Texas is no stranger to hurricanes and tornadoes, but the winter storm and cold snap that hit the state in February now counts as one of the deadliest natural disasters in its history. According to a Houston Chronicle analysis, the cold snap and blackouts caused by the storm killed at least 194 people, including at least 100 who died from hypothermia. The state raised its official death toll to from 57 to 111 last week but many deaths are still being investigated by medical examiners and justices of the peace, including 80 in the Austin area alone. The Chronicle reports that many of the deaths were in the Houston area, though storm and cold-related deaths were reported in 57 counties. Around half the victims were over 65 and nearly three-quarters of them were people of color.
The death toll is hard to confirm because the Texas death certification system is decentralized, the Chronicle notes, but the toll already far exceeds that of Hurricane Harvey, which became the state's deadliest hurricane in more than a century when it killed 68 people in 2017. The death toll from the cold snap includes deaths from medical equipment failure during the blackouts and at least 16 deaths from carbon monoxide poisoning as people used dangerous methods to heat their homes.
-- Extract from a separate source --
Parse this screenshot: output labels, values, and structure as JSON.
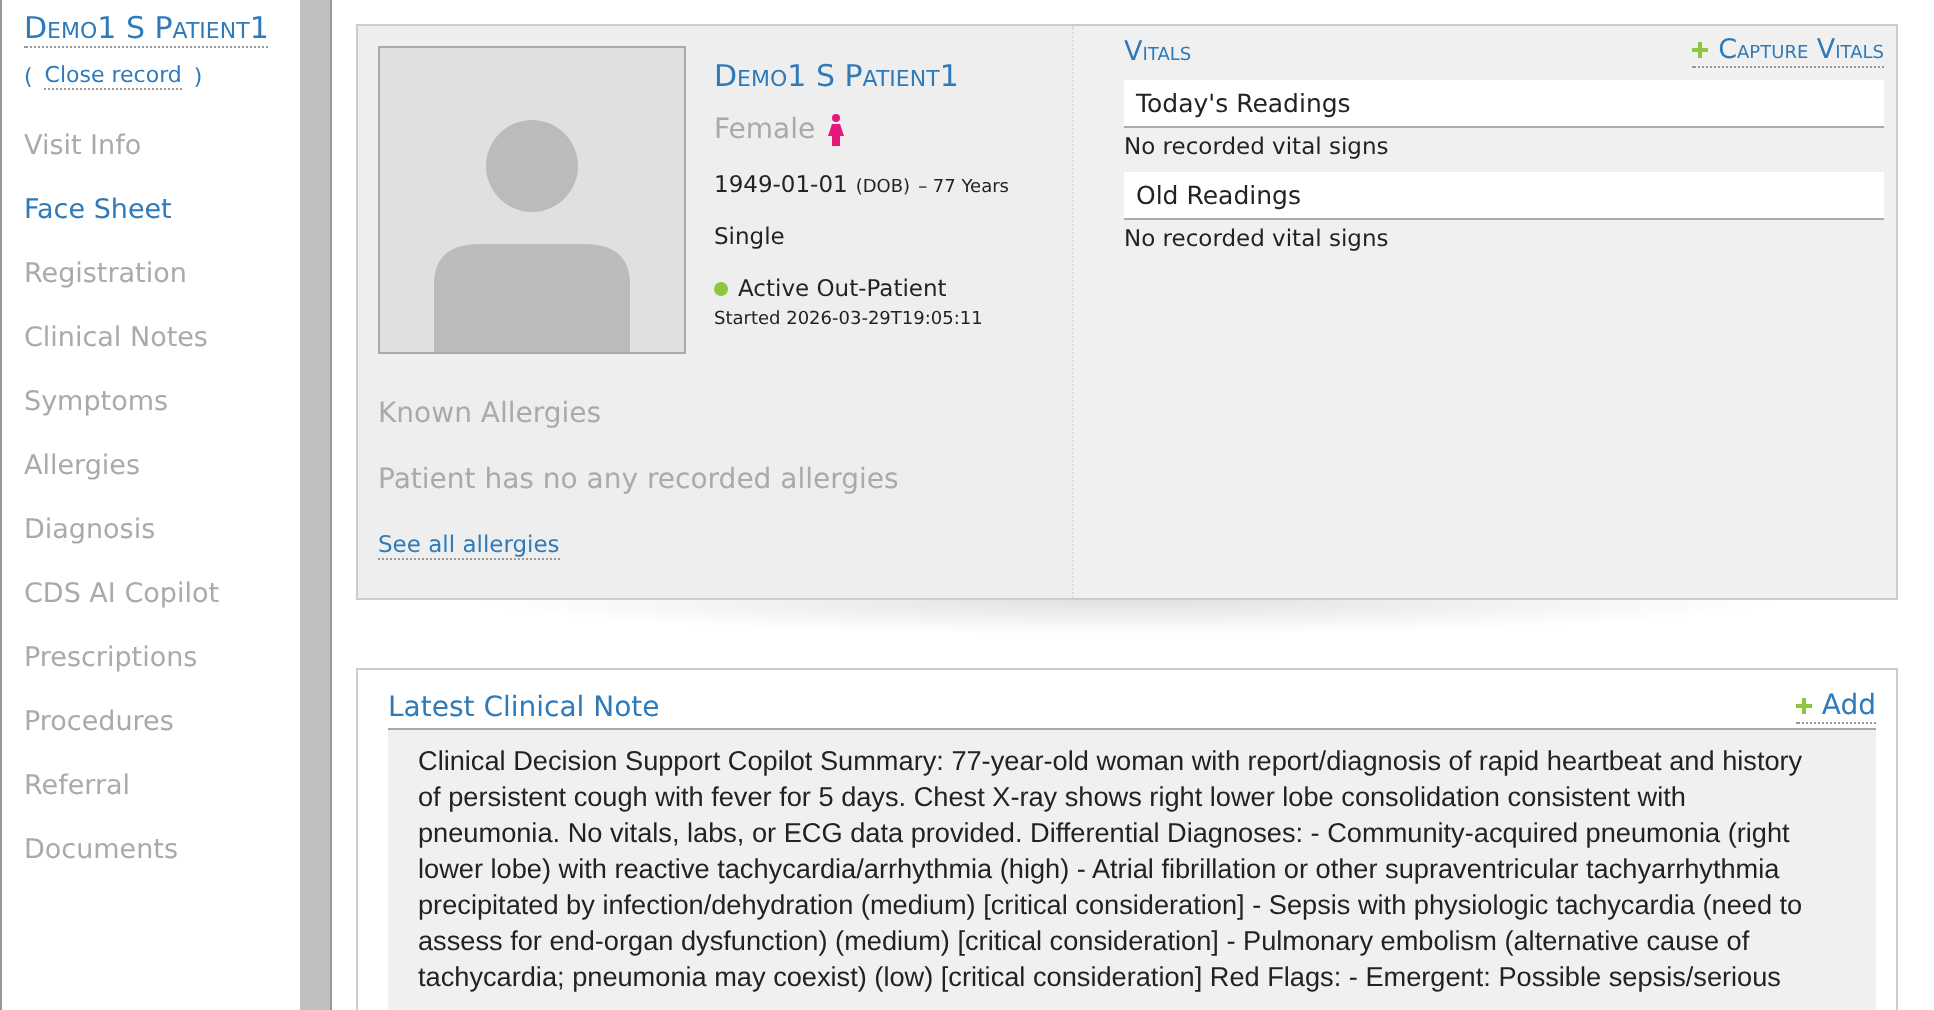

Texas A&M University researcher Garett Sansom tells Houston Public Media that better communication from state officials could have saved lives. "You really can’t blame people for not knowing what to do in a winter storm when they’ve never experienced anything really like that," he says. (Read more Texas stories.)